"Well, I guess we all know that the artificial turf is here to stay," said Moon. "And some referees are more consistent with the spearing call than others.
"The risk of these concussions is something you really have to think about, because you still have the rest of your life to live. You don't want to live it in a cloud."
A grotesque injury
It has been nearly six weeks since Raiders running back Napoleon McCallum suffered one of the most grotesque injuries in football. In the third quarter of a game against San Francisco, quarterback Jeff Hostetler handed off to McCallum for a routine run up the middle. After gaining a yard, McCallum was stopped by 49ers linebacker Ken Norton.
Replays showed McCallum planting his left leg, then getting pulled down in one direction with his leg pointing in another. The leg stretched as if it were rubber. McCallum suffered a ruptured artery, stretched nerve, damaged calf muscle and hamstring, dislocated kneecap and three torn ligaments and also developed a blood clot.
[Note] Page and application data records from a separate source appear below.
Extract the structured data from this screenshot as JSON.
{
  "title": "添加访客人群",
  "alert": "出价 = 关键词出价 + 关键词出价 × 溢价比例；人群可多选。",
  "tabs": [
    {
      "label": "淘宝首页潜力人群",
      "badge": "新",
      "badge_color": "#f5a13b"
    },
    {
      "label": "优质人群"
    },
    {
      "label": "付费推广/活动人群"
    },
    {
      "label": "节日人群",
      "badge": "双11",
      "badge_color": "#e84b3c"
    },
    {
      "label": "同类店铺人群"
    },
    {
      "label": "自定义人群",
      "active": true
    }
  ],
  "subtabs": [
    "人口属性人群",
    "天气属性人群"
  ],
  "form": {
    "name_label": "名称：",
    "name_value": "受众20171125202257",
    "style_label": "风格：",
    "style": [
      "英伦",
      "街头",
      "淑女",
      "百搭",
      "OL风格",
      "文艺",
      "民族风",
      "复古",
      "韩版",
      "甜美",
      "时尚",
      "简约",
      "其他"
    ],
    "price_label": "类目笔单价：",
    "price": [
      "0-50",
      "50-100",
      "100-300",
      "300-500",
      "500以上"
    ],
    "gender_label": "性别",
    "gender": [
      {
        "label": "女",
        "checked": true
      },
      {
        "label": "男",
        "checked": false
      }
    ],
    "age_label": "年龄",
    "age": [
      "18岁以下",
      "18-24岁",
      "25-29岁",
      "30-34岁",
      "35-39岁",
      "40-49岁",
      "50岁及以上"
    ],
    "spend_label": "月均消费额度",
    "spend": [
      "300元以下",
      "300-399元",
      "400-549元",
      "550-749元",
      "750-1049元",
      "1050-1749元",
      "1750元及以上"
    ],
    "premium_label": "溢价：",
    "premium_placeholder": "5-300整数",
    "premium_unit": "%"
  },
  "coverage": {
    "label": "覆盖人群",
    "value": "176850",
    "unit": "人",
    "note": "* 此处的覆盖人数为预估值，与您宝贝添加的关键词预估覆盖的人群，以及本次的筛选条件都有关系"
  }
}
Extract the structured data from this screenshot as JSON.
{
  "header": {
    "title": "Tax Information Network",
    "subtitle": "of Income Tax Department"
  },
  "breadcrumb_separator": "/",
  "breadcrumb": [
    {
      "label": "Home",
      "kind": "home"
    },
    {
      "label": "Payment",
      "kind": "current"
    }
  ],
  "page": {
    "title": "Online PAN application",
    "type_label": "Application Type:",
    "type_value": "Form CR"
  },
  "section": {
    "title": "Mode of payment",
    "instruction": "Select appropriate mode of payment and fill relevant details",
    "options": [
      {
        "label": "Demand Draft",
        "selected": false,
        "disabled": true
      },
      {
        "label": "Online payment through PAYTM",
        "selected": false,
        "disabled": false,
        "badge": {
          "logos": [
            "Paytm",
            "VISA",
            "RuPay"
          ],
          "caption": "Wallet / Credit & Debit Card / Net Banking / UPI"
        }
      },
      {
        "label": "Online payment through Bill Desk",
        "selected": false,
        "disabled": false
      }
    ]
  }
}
The injury was so severe that doctors thought about amputation.
McCallum already has had surgery twice, and a third operation is scheduled for next month, at which time an Achilles' tendon from cadaver will be used to finish repairing a ligament.
McCallum has had time to think about the Jim Ottos and Charlie Kruegers. He screams at the television every time he sees a big pileup during games.
And yet, McCallum 31, said he will play football again.
"I've thought about quitting, and I've had some really bad dreams," said the former Navy star, who already has a metal plate in his left ankle.
"I have thought a little what my life will be like when I turn 55 or 60. It could be a nightmare. But I love this game."